* _Try it_
Copy each line in the data that includes the word "this".

--*--

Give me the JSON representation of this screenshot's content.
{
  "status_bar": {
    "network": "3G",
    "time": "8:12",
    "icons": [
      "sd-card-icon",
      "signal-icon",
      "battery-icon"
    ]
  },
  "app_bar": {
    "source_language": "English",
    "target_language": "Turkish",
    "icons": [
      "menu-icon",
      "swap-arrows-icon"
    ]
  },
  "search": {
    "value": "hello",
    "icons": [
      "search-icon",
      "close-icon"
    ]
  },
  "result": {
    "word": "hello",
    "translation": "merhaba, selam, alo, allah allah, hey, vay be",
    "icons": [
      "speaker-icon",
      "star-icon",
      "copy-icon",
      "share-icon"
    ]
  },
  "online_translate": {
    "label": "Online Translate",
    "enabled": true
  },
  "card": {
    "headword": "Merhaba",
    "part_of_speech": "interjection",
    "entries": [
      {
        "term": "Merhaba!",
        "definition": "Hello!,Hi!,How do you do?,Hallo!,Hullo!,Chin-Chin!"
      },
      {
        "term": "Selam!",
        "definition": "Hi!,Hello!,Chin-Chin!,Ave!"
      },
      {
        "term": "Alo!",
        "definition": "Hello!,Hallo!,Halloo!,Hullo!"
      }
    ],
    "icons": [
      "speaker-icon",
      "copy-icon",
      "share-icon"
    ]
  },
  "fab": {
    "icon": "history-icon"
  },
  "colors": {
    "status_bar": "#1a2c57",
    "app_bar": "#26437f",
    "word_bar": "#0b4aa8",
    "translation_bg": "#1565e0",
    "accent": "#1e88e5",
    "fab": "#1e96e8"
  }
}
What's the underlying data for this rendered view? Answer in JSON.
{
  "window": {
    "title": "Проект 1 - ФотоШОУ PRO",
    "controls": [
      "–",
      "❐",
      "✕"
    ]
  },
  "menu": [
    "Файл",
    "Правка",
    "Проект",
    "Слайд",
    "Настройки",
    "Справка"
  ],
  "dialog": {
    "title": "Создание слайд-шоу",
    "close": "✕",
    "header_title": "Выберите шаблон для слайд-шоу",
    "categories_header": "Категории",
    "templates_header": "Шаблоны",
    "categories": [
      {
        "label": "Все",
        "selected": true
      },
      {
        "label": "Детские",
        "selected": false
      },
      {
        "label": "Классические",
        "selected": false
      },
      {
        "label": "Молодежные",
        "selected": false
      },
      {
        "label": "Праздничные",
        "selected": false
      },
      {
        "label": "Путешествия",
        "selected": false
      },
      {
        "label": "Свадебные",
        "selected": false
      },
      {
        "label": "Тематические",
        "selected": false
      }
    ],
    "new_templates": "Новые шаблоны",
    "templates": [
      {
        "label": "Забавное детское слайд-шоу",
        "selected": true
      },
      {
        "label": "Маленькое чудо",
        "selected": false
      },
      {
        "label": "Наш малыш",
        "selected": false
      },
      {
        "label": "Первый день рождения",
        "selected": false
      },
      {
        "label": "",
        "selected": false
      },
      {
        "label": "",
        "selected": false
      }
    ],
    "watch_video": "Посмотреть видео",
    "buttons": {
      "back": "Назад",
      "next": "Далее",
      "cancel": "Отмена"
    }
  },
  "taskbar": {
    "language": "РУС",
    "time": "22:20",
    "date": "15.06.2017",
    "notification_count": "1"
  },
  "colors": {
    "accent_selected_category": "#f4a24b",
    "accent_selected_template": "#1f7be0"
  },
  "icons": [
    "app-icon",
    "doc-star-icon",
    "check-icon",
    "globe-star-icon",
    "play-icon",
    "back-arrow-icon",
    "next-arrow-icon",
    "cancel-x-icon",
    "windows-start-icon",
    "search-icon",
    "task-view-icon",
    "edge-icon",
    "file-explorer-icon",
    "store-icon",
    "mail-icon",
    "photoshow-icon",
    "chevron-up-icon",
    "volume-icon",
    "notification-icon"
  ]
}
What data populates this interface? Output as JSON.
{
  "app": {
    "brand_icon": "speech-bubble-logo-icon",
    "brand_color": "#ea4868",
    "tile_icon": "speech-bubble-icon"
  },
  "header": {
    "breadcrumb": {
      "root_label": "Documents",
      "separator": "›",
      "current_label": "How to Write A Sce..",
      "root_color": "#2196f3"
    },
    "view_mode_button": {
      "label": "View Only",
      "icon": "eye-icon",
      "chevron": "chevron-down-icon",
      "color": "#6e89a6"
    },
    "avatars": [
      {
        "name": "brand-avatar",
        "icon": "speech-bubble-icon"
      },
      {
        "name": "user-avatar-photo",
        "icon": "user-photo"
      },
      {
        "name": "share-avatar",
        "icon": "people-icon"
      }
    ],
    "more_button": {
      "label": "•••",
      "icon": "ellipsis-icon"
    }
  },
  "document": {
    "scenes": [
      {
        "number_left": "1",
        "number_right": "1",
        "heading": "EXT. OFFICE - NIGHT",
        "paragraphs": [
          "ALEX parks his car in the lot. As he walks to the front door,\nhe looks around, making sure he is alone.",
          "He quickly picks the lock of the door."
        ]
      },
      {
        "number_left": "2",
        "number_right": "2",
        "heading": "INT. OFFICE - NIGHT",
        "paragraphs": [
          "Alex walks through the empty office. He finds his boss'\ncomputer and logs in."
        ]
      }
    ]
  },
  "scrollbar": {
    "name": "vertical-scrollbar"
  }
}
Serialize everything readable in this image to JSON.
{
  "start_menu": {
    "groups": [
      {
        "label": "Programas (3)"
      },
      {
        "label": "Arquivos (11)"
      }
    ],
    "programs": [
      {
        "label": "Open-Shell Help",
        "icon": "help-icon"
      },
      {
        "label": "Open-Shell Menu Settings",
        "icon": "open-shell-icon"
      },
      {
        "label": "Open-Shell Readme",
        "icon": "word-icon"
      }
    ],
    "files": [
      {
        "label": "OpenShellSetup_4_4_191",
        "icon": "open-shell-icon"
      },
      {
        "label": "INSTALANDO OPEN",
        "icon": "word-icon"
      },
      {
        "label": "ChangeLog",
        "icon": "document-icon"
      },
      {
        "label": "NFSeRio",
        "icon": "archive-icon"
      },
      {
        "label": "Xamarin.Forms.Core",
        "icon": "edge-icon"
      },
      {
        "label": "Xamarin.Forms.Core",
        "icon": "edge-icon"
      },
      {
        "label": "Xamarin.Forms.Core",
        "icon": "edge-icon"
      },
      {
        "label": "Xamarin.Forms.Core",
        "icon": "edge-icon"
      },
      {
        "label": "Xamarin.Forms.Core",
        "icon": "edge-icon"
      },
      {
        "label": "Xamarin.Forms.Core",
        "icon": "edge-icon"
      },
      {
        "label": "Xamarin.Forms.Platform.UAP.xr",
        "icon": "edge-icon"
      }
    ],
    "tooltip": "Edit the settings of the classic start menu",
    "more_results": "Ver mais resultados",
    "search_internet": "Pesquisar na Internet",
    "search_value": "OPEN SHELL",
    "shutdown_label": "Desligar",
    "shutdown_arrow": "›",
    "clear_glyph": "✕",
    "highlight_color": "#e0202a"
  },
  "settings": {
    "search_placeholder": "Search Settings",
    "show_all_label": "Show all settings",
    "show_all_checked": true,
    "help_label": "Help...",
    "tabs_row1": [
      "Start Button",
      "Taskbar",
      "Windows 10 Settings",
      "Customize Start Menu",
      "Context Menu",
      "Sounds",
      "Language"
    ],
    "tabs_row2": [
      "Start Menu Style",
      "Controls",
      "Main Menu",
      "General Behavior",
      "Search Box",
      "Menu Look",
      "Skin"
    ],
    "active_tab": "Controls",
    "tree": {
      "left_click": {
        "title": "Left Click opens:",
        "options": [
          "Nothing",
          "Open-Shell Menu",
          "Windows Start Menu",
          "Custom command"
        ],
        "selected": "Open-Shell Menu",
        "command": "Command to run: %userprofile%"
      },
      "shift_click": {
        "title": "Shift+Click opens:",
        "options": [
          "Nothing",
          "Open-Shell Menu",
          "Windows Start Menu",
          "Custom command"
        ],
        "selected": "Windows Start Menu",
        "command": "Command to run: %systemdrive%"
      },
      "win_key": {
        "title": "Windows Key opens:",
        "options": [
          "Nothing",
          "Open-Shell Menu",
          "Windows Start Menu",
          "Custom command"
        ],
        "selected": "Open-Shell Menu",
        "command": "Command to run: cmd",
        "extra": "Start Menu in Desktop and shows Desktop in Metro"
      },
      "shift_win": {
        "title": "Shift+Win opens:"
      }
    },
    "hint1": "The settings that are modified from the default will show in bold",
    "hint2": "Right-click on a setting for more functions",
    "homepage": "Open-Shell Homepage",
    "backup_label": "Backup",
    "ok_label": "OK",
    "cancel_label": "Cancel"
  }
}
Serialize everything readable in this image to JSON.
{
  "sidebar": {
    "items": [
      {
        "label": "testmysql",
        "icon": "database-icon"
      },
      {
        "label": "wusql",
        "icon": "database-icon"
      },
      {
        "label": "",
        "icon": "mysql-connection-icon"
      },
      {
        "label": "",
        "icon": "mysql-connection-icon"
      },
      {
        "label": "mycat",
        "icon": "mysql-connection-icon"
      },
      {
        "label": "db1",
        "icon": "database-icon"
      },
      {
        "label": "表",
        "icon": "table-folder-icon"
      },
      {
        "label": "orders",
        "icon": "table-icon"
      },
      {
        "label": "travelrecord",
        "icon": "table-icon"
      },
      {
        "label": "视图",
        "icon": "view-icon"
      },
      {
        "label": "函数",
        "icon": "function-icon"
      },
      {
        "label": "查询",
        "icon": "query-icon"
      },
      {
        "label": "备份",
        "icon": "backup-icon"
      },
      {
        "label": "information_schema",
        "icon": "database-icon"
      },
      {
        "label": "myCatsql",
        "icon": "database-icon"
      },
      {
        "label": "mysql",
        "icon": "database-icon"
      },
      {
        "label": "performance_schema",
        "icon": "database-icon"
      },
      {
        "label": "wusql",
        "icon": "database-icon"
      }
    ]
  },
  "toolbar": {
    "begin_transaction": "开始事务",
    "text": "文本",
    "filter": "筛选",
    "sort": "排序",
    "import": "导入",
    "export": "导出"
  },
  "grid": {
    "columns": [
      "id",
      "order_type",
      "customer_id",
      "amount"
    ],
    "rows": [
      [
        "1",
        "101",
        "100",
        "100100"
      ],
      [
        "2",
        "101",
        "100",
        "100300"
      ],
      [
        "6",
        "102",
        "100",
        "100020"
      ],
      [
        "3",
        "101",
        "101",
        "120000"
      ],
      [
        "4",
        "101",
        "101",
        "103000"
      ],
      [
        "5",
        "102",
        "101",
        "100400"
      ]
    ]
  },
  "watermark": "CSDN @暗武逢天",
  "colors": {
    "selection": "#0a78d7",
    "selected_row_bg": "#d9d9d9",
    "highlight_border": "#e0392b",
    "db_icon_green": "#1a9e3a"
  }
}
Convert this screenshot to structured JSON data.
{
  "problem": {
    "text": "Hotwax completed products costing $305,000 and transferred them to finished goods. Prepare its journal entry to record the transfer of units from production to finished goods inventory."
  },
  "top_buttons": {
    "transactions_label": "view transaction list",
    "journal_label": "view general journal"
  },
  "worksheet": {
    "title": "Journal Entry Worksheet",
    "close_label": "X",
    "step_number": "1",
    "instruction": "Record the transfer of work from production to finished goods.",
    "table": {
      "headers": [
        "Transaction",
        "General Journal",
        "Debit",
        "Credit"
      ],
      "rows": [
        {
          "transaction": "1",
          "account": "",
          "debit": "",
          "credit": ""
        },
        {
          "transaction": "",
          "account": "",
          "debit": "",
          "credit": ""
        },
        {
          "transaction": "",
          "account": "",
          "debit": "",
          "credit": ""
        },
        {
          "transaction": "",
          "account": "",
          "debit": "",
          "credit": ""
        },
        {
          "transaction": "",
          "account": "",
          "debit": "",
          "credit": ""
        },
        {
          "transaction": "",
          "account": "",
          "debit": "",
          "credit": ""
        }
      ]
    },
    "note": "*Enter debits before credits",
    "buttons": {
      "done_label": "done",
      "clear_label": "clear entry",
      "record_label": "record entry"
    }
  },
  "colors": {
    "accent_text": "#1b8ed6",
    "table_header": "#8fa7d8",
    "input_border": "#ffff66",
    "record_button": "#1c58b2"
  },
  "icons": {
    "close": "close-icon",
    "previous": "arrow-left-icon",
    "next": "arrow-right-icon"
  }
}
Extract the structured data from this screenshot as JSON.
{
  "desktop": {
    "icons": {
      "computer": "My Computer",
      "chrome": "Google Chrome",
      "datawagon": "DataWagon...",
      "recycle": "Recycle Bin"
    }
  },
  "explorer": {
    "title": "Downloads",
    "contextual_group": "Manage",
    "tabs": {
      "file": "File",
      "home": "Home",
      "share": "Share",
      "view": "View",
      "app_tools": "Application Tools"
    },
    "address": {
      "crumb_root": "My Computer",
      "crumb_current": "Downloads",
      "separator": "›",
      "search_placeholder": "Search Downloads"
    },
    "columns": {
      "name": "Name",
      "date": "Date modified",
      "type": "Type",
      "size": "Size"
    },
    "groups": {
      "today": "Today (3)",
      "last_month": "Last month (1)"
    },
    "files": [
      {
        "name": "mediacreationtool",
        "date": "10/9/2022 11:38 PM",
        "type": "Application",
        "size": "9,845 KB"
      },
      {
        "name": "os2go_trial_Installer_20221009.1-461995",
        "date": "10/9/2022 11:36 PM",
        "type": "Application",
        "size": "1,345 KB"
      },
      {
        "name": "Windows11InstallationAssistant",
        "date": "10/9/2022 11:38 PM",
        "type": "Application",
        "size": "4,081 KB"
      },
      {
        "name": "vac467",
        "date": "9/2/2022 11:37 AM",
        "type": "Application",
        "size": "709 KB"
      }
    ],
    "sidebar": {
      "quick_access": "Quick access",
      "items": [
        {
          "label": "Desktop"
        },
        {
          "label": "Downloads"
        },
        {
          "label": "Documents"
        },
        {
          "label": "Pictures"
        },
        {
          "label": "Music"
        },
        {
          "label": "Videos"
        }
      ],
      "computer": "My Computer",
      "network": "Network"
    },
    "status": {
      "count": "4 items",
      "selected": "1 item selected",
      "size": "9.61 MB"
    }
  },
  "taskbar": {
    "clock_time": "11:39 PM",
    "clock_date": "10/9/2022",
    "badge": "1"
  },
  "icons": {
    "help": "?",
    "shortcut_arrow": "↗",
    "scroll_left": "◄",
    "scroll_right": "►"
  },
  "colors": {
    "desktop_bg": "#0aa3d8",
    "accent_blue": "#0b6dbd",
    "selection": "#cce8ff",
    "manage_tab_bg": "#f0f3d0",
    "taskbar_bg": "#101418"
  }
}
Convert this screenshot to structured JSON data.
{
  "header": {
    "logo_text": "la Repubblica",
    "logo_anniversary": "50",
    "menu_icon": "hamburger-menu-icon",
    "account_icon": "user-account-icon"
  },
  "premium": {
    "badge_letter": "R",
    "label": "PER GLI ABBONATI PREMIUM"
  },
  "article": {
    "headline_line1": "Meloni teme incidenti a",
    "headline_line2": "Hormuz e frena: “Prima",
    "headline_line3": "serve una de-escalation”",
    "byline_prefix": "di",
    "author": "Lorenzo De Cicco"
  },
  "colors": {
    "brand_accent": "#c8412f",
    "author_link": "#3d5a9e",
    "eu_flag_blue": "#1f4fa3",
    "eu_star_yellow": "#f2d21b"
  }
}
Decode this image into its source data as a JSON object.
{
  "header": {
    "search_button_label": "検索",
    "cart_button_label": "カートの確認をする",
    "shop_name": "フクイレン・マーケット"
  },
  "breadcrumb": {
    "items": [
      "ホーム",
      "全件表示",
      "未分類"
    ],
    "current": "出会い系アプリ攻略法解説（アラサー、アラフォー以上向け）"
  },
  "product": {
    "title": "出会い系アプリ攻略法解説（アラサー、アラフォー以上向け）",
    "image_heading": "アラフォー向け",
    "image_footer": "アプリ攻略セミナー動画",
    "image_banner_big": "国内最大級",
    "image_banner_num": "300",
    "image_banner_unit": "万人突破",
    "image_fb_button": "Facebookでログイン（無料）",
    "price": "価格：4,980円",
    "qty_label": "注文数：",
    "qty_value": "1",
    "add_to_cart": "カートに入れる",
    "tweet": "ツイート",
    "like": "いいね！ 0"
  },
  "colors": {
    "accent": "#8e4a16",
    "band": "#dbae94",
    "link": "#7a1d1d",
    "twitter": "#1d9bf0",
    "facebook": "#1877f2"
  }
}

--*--

* _Output of the task_
Give me the JSON representation of this screenshot's content.
What's the underlying data for this rendered view? Answer in JSON.
What data populates this interface? Output as JSON.
Serialize everything readable in this image to JSON.
Serialize everything readable in this image to JSON.
Convert this screenshot to structured JSON data.
Extract the structured data from this screenshot as JSON.
Convert this screenshot to structured JSON data.
Decode this image into its source data as a JSON object.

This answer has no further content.